(Data section):
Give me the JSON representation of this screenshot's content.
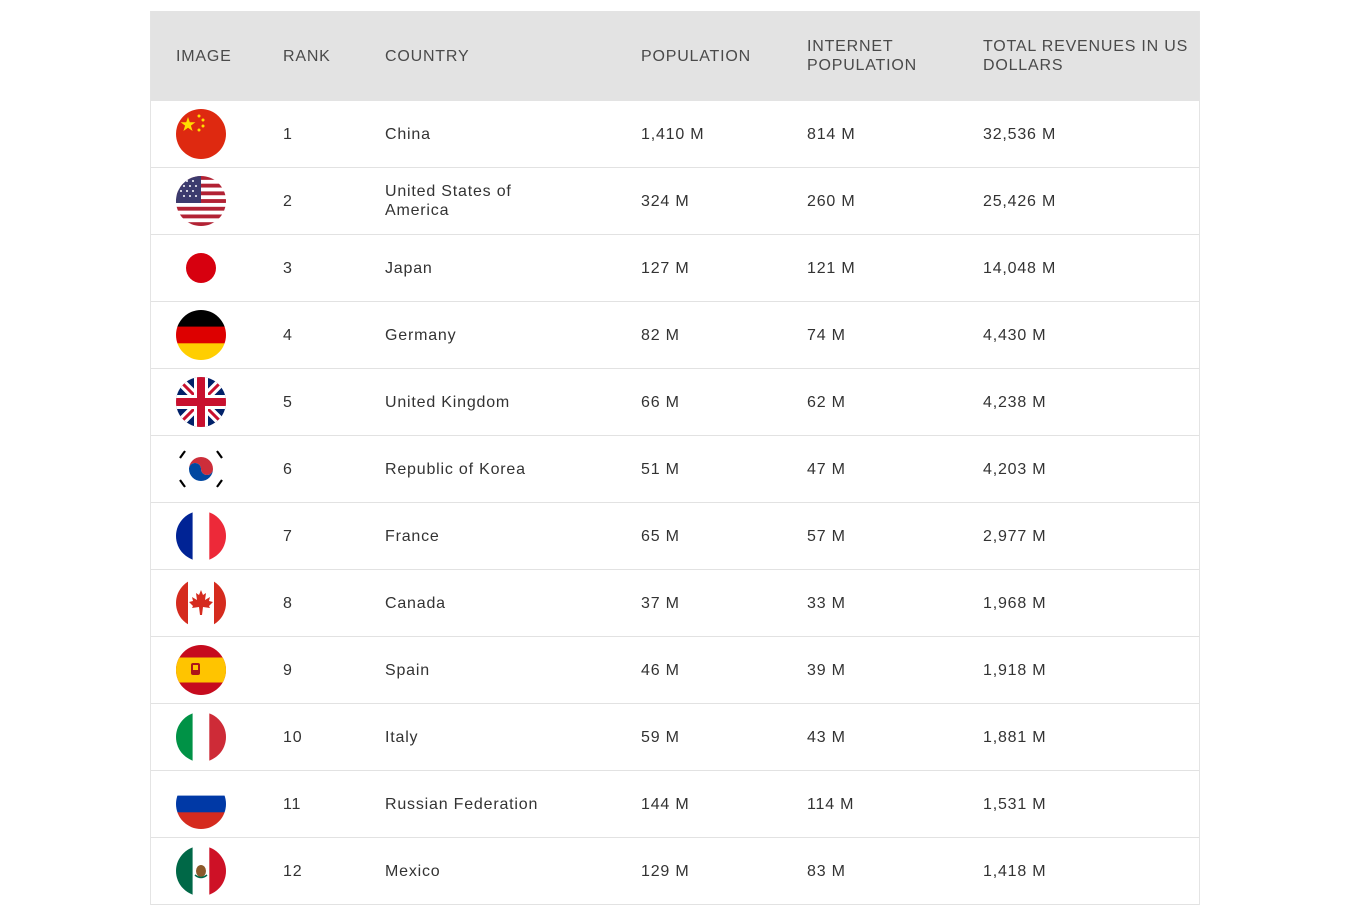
{
  "table": {
    "headers": {
      "image": "IMAGE",
      "rank": "RANK",
      "country": "COUNTRY",
      "population": "POPULATION",
      "internet_population": "INTERNET POPULATION",
      "revenues": "TOTAL REVENUES IN US DOLLARS"
    },
    "rows": [
      {
        "flag": "china-flag-icon",
        "rank": "1",
        "country": "China",
        "population": "1,410 M",
        "internet": "814 M",
        "revenue": "32,536 M"
      },
      {
        "flag": "usa-flag-icon",
        "rank": "2",
        "country": "United States of America",
        "population": "324 M",
        "internet": "260 M",
        "revenue": "25,426 M"
      },
      {
        "flag": "japan-flag-icon",
        "rank": "3",
        "country": "Japan",
        "population": "127 M",
        "internet": "121 M",
        "revenue": "14,048 M"
      },
      {
        "flag": "germany-flag-icon",
        "rank": "4",
        "country": "Germany",
        "population": "82 M",
        "internet": "74 M",
        "revenue": "4,430 M"
      },
      {
        "flag": "uk-flag-icon",
        "rank": "5",
        "country": "United Kingdom",
        "population": "66 M",
        "internet": "62 M",
        "revenue": "4,238 M"
      },
      {
        "flag": "korea-flag-icon",
        "rank": "6",
        "country": "Republic of Korea",
        "population": "51 M",
        "internet": "47 M",
        "revenue": "4,203 M"
      },
      {
        "flag": "france-flag-icon",
        "rank": "7",
        "country": "France",
        "population": "65 M",
        "internet": "57 M",
        "revenue": "2,977 M"
      },
      {
        "flag": "canada-flag-icon",
        "rank": "8",
        "country": "Canada",
        "population": "37 M",
        "internet": "33 M",
        "revenue": "1,968 M"
      },
      {
        "flag": "spain-flag-icon",
        "rank": "9",
        "country": "Spain",
        "population": "46 M",
        "internet": "39 M",
        "revenue": "1,918 M"
      },
      {
        "flag": "italy-flag-icon",
        "rank": "10",
        "country": "Italy",
        "population": "59 M",
        "internet": "43 M",
        "revenue": "1,881 M"
      },
      {
        "flag": "russia-flag-icon",
        "rank": "11",
        "country": "Russian Federation",
        "population": "144 M",
        "internet": "114 M",
        "revenue": "1,531 M"
      },
      {
        "flag": "mexico-flag-icon",
        "rank": "12",
        "country": "Mexico",
        "population": "129 M",
        "internet": "83 M",
        "revenue": "1,418 M"
      }
    ]
  },
  "colors": {
    "header_bg": "#e3e3e3",
    "row_border": "#e2e2e2",
    "text": "#333333"
  }
}
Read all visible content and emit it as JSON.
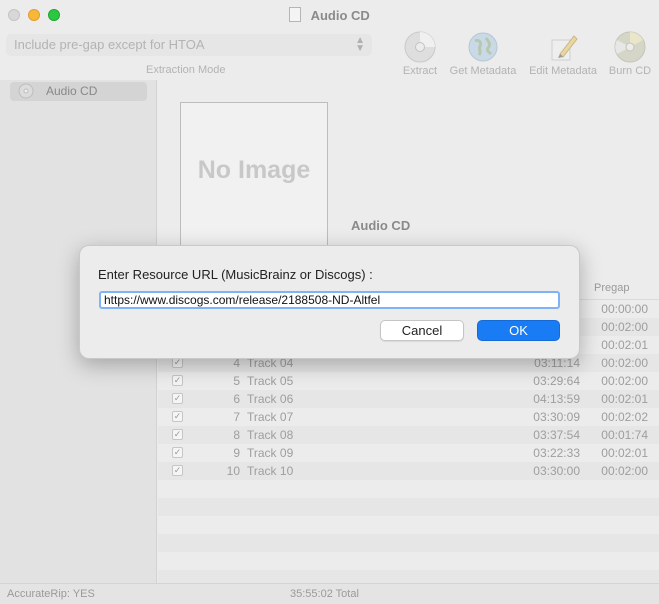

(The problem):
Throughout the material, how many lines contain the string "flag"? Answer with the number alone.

(Answer section):
12